BEGIN MATERIAL FOR THIS TASK

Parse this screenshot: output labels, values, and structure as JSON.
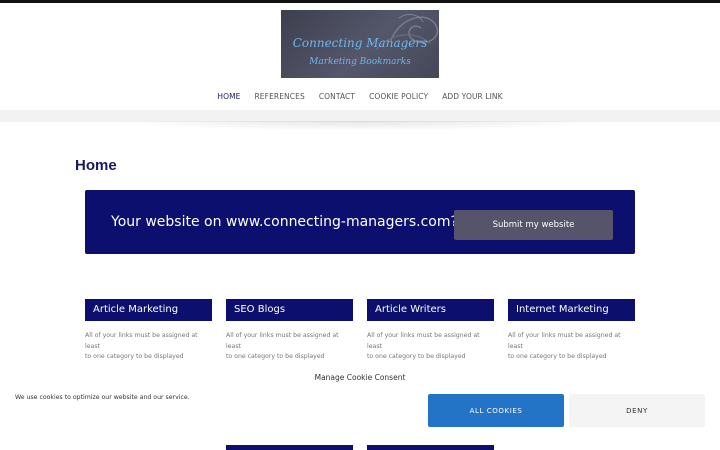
{
  "logo": {
    "line1": "Connecting Managers",
    "line2": "Marketing Bookmarks"
  },
  "nav": [
    {
      "label": "HOME"
    },
    {
      "label": "REFERENCES"
    },
    {
      "label": "CONTACT"
    },
    {
      "label": "COOKIE POLICY"
    },
    {
      "label": "ADD YOUR LINK"
    }
  ],
  "page_title": "Home",
  "hero": {
    "text": "Your website on www.connecting-managers.com?",
    "button": "Submit my website"
  },
  "cards": [
    {
      "title": "Article Marketing",
      "line1": "All of your links must be assigned at least",
      "line2": "to one category to be displayed"
    },
    {
      "title": "SEO Blogs",
      "line1": "All of your links must be assigned at least",
      "line2": "to one category to be displayed"
    },
    {
      "title": "Article Writers",
      "line1": "All of your links must be assigned at least",
      "line2": "to one category to be displayed"
    },
    {
      "title": "Internet Marketing",
      "line1": "All of your links must be assigned at least",
      "line2": "to one category to be displayed"
    }
  ],
  "cookie": {
    "title": "Manage Cookie Consent",
    "message": "We use cookies to optimize our website and our service.",
    "accept": "ALL COOKIES",
    "deny": "DENY"
  },
  "colors": {
    "primary": "#0c0f6e",
    "accent": "#2374c6",
    "button_muted": "#55546a"
  }
}
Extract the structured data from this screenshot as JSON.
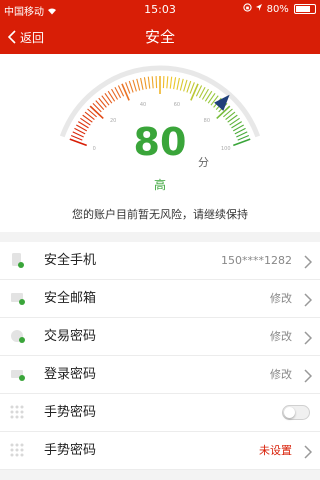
{
  "status_bar": {
    "carrier": "中国移动",
    "wifi_icon": "wifi-icon",
    "time": "15:03",
    "battery_percent": "80%",
    "battery_level": 0.8
  },
  "nav": {
    "back_label": "返回",
    "title": "安全"
  },
  "security": {
    "score": "80",
    "score_value": 80,
    "unit": "分",
    "level": "高",
    "message": "您的账户目前暂无风险，请继续保持",
    "gauge_ticks": [
      "0",
      "20",
      "40",
      "60",
      "80",
      "100"
    ],
    "colors": {
      "accent": "#d81e06",
      "good": "#3aa53a",
      "needle": "#1f3f7a"
    }
  },
  "settings": {
    "items": [
      {
        "label": "安全手机",
        "value": "150****1282",
        "icon": "phone-icon"
      },
      {
        "label": "安全邮箱",
        "value": "修改",
        "icon": "mail-icon"
      },
      {
        "label": "交易密码",
        "value": "修改",
        "icon": "lock-icon"
      },
      {
        "label": "登录密码",
        "value": "修改",
        "icon": "key-icon"
      },
      {
        "label": "手势密码",
        "value": "",
        "icon": "gesture-icon",
        "toggle": false
      },
      {
        "label": "手势密码",
        "value": "未设置",
        "icon": "gesture-icon"
      }
    ]
  }
}
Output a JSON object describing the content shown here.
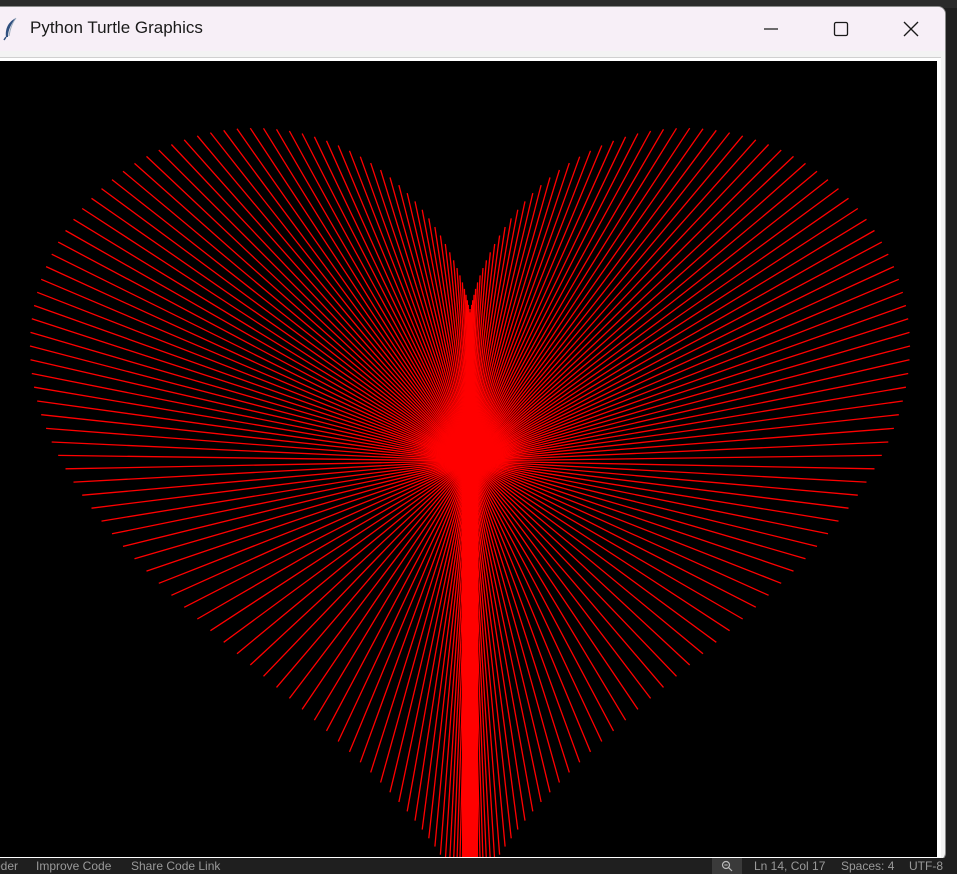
{
  "window": {
    "title": "Python Turtle Graphics",
    "controls": {
      "minimize": "minimize-icon",
      "maximize": "maximize-icon",
      "close": "close-icon"
    }
  },
  "canvas": {
    "background": "#000000",
    "pen_color": "#ff0000",
    "drawing": "heart made of radiating red lines"
  },
  "statusbar": {
    "coder": "oder",
    "improve": "Improve Code",
    "share": "Share Code Link",
    "position": "Ln 14, Col 17",
    "spaces": "Spaces: 4",
    "encoding": "UTF-8"
  }
}
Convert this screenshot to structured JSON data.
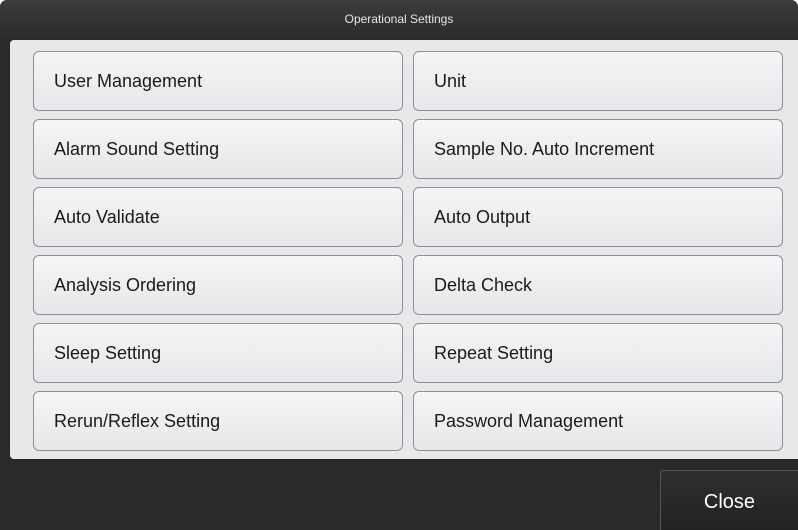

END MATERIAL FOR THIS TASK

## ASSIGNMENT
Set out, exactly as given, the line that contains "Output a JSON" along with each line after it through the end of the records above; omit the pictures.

## RESULT
Output a JSON object describing the content shown here.
{
  "window": {
    "title": "Python Turtle Graphics",
    "controls": {
      "minimize": "minimize-icon",
      "maximize": "maximize-icon",
      "close": "close-icon"
    }
  },
  "canvas": {
    "background": "#000000",
    "pen_color": "#ff0000",
    "drawing": "heart made of radiating red lines"
  },
  "statusbar": {
    "coder": "oder",
    "improve": "Improve Code",
    "share": "Share Code Link",
    "position": "Ln 14, Col 17",
    "spaces": "Spaces: 4",
    "encoding": "UTF-8"
  }
}
Convert this screenshot to structured JSON data.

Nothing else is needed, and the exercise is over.